I told him I didn’t believe him, but he said he wasn’t kidding.
I don’t think Cuban agents need electronic gear to monitor what I do because they already can count on the eyes and ears of practically the entire populace.
In April 2003, I went to the port of Mariel to interview Cubans who might have witnessed the end of a hostage crisis. Several men had hijacked a ferry with tourists aboard and tried to reach Florida, but they ran out of gas.
Cuban authorities, including Fidel Castro himself, persuaded the assailants to turn themselves in; three were quickly tried, convicted and executed by firing squad.
I wanted to talk to neighbors to find out what they had seen. Driving into Mariel, I saw a schoolgirl grab a pen and write something down. I can’t know for sure, but I think she must have reported me because while I was interviewing her neighbors, a patrol car pulled up and officers asked me to climb inside.
They took me to a police station, questioned me for a while and let me go.
None of the neighbors would have anything to do with me after that. They were afraid.
Despite these episodes and other frustrations, I can’t complain. Cuban authorities have always treated me with respect.
Cuban journalists who criticize their government are much worse off. Authorities in March 2003 arrested more than a dozen of them, accused them of working for the American government and sent them to prison.
Officials say such harsh measures are needed to fend off U.S. aggressions. The American ban on trade with Cuba is the toughest, longest-lasting embargo imposed on any nation in modern history. And Castro loyalists blame it for virtually all their economic troubles.
I wonder what would happen if the embargo were lifted and Cubans no longer had a scapegoat.
Of course, the bigger question is what will happen once Castro dies or is no longer in charge. If I had to go out on a limb, I’d go against conventional wisdom and say that the socialist government will endure, at least for now.
There’s nothing to replace it. The government controls almost every aspect of people’s lives. And individuals have very little power to change it.
I finally reached Trinidad and checked into a hotel. It was a charming place, and I wanted to stick around. But I was worried about getting stranded and decided to make the four-hour trip home the next morning.
It turned into an 11-hour odyssey. Dirty gas, it turned out, had clogged my SUV’s fuel filter. So the Jeep limped slowly homeward as bicycles powered by lawnmower engines passed me by.
It was a special Cuban moment. And the binoculars guy missed it all.
Tracey Eaton joined The Dallas Morning News in 1993. He was posted in Mexico City until moving to Cuba in January 2001. He has reported from Central and South America as well as the Middle East. He covered the war in Afghanistan in the fall of 2001.
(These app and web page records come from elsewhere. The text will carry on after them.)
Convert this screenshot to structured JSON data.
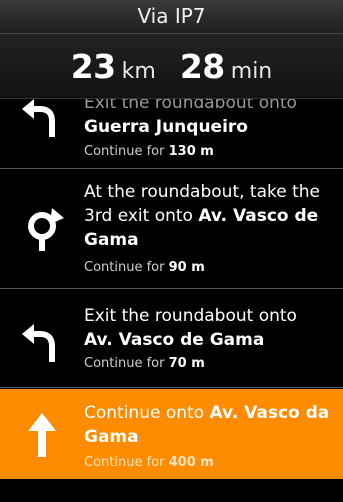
{
  "header": {
    "title": "Via IP7"
  },
  "summary": {
    "distance_value": "23",
    "distance_unit": "km",
    "time_value": "28",
    "time_unit": "min"
  },
  "steps": [
    {
      "icon": "roundabout-exit-left-icon",
      "instruction_prefix": "Exit the roundabout onto",
      "street": "Guerra Junqueiro",
      "continue_label": "Continue for",
      "continue_value": "130 m"
    },
    {
      "icon": "roundabout-icon",
      "instruction_prefix": "At the roundabout, take the 3rd exit onto",
      "street": "Av. Vasco de Gama",
      "continue_label": "Continue for",
      "continue_value": "90 m"
    },
    {
      "icon": "roundabout-exit-left-icon",
      "instruction_prefix": "Exit the roundabout onto",
      "street": "Av. Vasco de Gama",
      "continue_label": "Continue for",
      "continue_value": "70 m"
    },
    {
      "icon": "straight-arrow-icon",
      "instruction_prefix": "Continue onto",
      "street": "Av. Vasco da Gama",
      "continue_label": "Continue for",
      "continue_value": "400 m"
    }
  ],
  "colors": {
    "active": "#ff8c00",
    "background": "#000000"
  }
}
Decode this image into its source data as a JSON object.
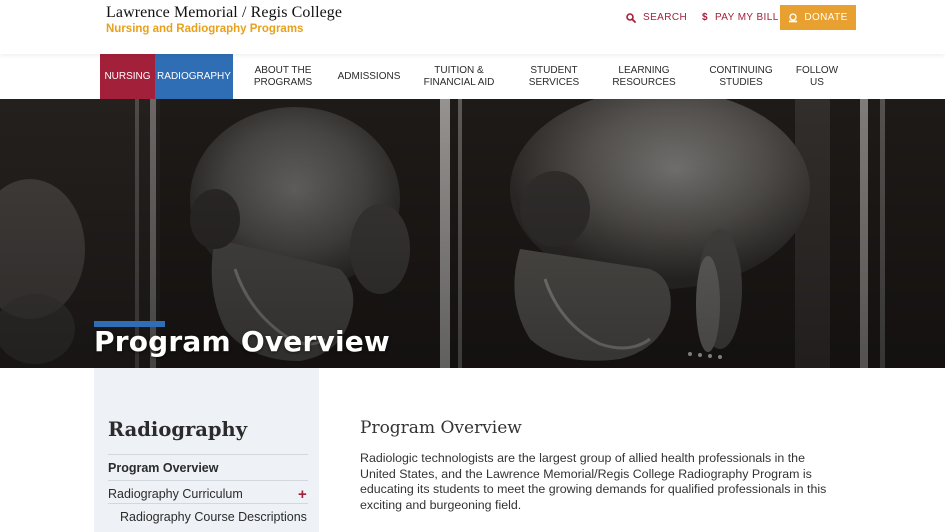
{
  "header": {
    "logo_line1": "Lawrence Memorial / Regis College",
    "logo_line2": "Nursing and Radiography Programs",
    "search_label": "SEARCH",
    "search_icon": "search-icon",
    "bill_label": "PAY MY BILL",
    "bill_icon": "dollar-icon",
    "donate_label": "DONATE",
    "donate_icon": "donate-icon"
  },
  "nav": {
    "items": [
      {
        "line1": "NURSING",
        "line2": ""
      },
      {
        "line1": "RADIOGRAPHY",
        "line2": ""
      },
      {
        "line1": "ABOUT THE",
        "line2": "PROGRAMS"
      },
      {
        "line1": "ADMISSIONS",
        "line2": ""
      },
      {
        "line1": "TUITION &",
        "line2": "FINANCIAL AID"
      },
      {
        "line1": "STUDENT",
        "line2": "SERVICES"
      },
      {
        "line1": "LEARNING",
        "line2": "RESOURCES"
      },
      {
        "line1": "CONTINUING",
        "line2": "STUDIES"
      },
      {
        "line1": "FOLLOW",
        "line2": "US"
      }
    ]
  },
  "hero": {
    "title": "Program Overview"
  },
  "sidebar": {
    "title": "Radiography",
    "items": [
      {
        "label": "Program Overview"
      },
      {
        "label": "Radiography Curriculum"
      },
      {
        "label": "Radiography Course Descriptions"
      }
    ],
    "expand_symbol": "+"
  },
  "content": {
    "title": "Program Overview",
    "body": "Radiologic technologists are the largest group of allied health professionals in the United States, and the Lawrence Memorial/Regis College Radiography Program is educating its students to meet the growing demands for qualified professionals in this exciting and burgeoning field."
  },
  "colors": {
    "nursing": "#a3203a",
    "radiography": "#2f6db5",
    "donate": "#e8a131",
    "logo_accent": "#e8a11d"
  }
}
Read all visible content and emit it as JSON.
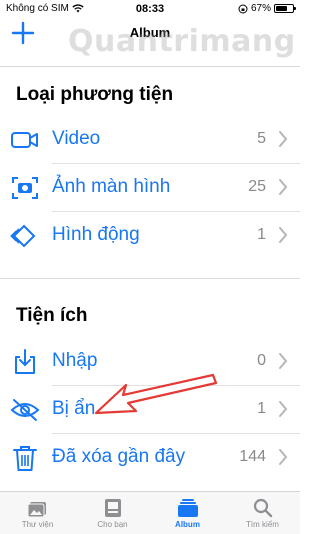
{
  "status_bar": {
    "carrier": "Không có SIM",
    "time": "08:33",
    "battery": "67%",
    "battery_level": 0.67
  },
  "nav": {
    "title": "Album",
    "add_icon": "plus-icon"
  },
  "watermark": "Quantrimang",
  "sections": [
    {
      "title": "Loại phương tiện",
      "items": [
        {
          "label": "Video",
          "count": "5",
          "icon": "video-icon"
        },
        {
          "label": "Ảnh màn hình",
          "count": "25",
          "icon": "screenshot-icon"
        },
        {
          "label": "Hình động",
          "count": "1",
          "icon": "animated-icon"
        }
      ]
    },
    {
      "title": "Tiện ích",
      "items": [
        {
          "label": "Nhập",
          "count": "0",
          "icon": "import-icon"
        },
        {
          "label": "Bị ẩn",
          "count": "1",
          "icon": "hidden-eye-icon"
        },
        {
          "label": "Đã xóa gần đây",
          "count": "144",
          "icon": "trash-icon"
        }
      ]
    }
  ],
  "tabs": [
    {
      "label": "Thư viện",
      "icon": "photo-library-icon",
      "active": false
    },
    {
      "label": "Cho bạn",
      "icon": "for-you-icon",
      "active": false
    },
    {
      "label": "Album",
      "icon": "album-icon",
      "active": true
    },
    {
      "label": "Tìm kiếm",
      "icon": "search-icon",
      "active": false
    }
  ],
  "colors": {
    "accent": "#1877f2",
    "annotation_arrow": "#e53935",
    "count_gray": "#8a8a8e"
  }
}
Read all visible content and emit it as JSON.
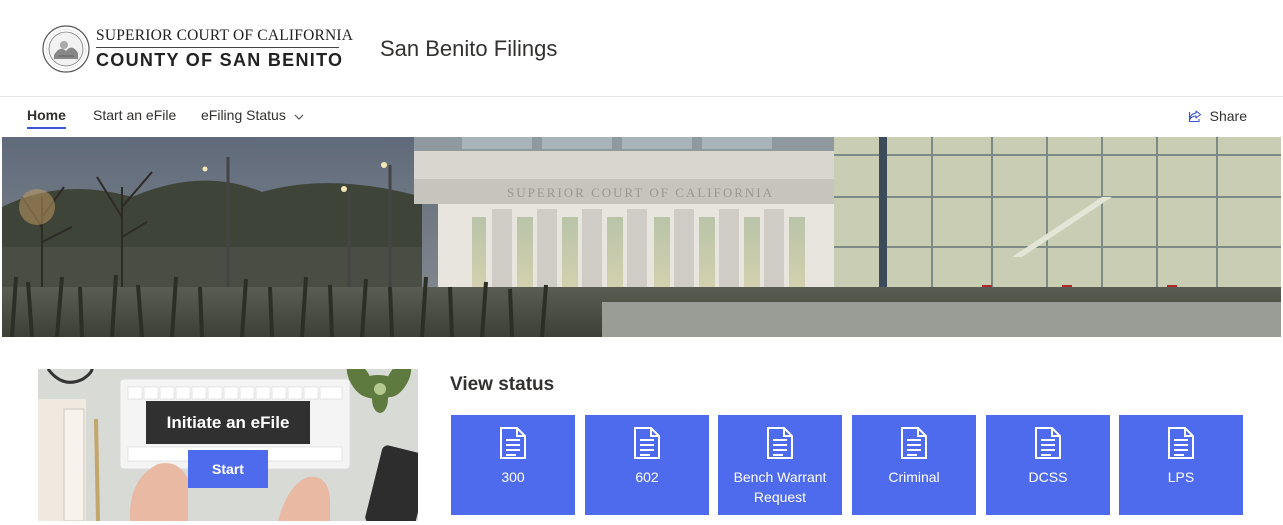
{
  "header": {
    "logo_line1": "SUPERIOR COURT OF CALIFORNIA",
    "logo_line2": "COUNTY OF SAN BENITO",
    "site_title": "San Benito Filings"
  },
  "nav": {
    "items": [
      {
        "label": "Home",
        "active": true
      },
      {
        "label": "Start an eFile"
      },
      {
        "label": "eFiling Status",
        "icon": "chevron-down-icon"
      }
    ],
    "share_label": "Share",
    "share_icon": "share-icon"
  },
  "hero": {
    "building_sign": "SUPERIOR COURT OF CALIFORNIA"
  },
  "efile_tile": {
    "caption": "Initiate an eFile",
    "button_label": "Start"
  },
  "view_status": {
    "title": "View status",
    "buttons": [
      {
        "label": "300",
        "icon": "document-icon"
      },
      {
        "label": "602",
        "icon": "document-icon"
      },
      {
        "label": "Bench Warrant Request",
        "icon": "document-icon"
      },
      {
        "label": "Criminal",
        "icon": "document-icon"
      },
      {
        "label": "DCSS",
        "icon": "document-icon"
      },
      {
        "label": "LPS",
        "icon": "document-icon"
      }
    ]
  },
  "colors": {
    "accent": "#4f6bed",
    "nav_underline": "#3a56d4",
    "text": "#323130"
  }
}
His next assignment will be along the U.S.-Mexico border, but he and other Morning News staffers plan to continue writing about Cuba from time to time.